Start of Block
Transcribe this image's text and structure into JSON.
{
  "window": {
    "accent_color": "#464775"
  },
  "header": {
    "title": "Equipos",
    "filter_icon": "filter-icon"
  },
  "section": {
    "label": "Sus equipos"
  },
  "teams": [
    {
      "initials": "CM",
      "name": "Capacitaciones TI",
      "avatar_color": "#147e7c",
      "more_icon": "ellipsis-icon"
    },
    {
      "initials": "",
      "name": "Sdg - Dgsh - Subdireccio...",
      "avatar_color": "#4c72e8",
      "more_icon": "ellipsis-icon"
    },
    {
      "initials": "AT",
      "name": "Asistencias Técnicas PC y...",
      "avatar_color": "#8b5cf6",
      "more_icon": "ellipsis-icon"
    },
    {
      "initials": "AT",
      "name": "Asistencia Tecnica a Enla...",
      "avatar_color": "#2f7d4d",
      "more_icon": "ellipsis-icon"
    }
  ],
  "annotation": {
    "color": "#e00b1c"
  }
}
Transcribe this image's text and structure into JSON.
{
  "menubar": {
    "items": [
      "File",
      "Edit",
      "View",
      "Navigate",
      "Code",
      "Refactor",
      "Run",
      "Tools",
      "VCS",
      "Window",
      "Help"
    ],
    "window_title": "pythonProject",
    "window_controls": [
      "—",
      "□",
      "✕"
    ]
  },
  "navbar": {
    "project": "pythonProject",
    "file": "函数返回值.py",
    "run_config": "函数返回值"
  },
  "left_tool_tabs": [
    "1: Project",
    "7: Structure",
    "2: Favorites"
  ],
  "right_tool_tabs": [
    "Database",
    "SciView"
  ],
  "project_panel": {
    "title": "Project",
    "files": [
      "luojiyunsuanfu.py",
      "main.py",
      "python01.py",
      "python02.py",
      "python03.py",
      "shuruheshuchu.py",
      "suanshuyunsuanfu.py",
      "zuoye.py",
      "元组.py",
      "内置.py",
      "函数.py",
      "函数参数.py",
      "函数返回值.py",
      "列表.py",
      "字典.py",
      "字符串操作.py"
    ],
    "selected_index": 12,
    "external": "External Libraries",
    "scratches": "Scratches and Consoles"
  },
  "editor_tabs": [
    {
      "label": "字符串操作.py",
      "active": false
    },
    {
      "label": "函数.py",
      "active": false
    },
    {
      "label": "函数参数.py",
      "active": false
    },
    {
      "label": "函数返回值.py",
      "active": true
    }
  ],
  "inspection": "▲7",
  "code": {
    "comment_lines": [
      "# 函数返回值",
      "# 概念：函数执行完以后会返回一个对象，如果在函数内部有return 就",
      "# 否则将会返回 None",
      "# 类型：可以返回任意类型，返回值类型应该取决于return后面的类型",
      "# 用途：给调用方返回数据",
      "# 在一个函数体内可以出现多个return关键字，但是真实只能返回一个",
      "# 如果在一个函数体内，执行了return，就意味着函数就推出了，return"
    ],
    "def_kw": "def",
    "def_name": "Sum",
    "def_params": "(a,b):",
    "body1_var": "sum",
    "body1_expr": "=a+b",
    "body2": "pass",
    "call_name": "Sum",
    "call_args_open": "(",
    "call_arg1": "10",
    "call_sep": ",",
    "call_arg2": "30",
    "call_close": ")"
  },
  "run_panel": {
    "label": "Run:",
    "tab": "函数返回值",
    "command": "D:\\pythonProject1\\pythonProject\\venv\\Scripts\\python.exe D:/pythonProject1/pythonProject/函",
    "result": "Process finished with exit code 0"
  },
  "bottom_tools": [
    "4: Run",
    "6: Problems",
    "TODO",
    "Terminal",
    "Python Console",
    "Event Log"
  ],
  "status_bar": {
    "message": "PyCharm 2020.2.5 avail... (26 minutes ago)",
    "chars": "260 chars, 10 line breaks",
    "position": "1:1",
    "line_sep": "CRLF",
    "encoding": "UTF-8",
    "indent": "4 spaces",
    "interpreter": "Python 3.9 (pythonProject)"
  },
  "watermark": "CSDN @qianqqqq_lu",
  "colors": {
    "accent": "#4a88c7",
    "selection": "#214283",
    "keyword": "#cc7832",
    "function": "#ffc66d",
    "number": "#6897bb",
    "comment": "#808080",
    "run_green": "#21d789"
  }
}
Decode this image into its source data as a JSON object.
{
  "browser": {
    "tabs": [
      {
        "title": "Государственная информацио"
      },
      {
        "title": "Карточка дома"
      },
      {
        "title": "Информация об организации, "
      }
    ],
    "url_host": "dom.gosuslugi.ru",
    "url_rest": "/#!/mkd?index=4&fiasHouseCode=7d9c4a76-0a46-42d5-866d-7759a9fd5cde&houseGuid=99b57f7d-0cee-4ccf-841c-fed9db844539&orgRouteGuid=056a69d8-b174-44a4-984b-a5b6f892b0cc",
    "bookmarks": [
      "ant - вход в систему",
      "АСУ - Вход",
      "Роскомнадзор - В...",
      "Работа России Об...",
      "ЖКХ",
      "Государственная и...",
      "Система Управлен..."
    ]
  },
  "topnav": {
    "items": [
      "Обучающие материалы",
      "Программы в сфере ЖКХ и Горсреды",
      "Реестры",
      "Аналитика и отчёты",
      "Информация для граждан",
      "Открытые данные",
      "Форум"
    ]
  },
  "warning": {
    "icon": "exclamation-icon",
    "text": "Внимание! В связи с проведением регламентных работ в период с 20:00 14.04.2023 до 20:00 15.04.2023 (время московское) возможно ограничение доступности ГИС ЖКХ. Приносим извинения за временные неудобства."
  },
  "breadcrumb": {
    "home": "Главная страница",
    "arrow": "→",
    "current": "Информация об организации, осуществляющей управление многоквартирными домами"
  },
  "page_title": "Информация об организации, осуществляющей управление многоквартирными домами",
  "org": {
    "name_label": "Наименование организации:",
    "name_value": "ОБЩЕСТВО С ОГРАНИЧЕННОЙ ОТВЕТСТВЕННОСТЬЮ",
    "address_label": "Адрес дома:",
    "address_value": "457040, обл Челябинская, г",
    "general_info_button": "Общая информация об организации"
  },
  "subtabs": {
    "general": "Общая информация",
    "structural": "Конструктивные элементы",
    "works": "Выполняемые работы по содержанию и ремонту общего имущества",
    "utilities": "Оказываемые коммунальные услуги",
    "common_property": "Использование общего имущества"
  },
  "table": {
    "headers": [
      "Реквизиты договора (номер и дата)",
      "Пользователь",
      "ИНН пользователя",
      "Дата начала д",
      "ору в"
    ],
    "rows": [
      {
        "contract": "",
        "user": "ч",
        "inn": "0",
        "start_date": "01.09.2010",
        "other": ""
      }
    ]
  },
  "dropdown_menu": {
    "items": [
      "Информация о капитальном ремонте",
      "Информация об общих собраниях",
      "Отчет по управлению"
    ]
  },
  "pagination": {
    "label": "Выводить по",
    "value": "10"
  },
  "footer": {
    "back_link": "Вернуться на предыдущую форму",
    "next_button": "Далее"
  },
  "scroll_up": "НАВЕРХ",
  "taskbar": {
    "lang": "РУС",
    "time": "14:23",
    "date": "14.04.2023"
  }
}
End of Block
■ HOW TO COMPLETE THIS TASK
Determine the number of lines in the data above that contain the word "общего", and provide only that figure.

■ SOLUTION TO THE EXERCISE
2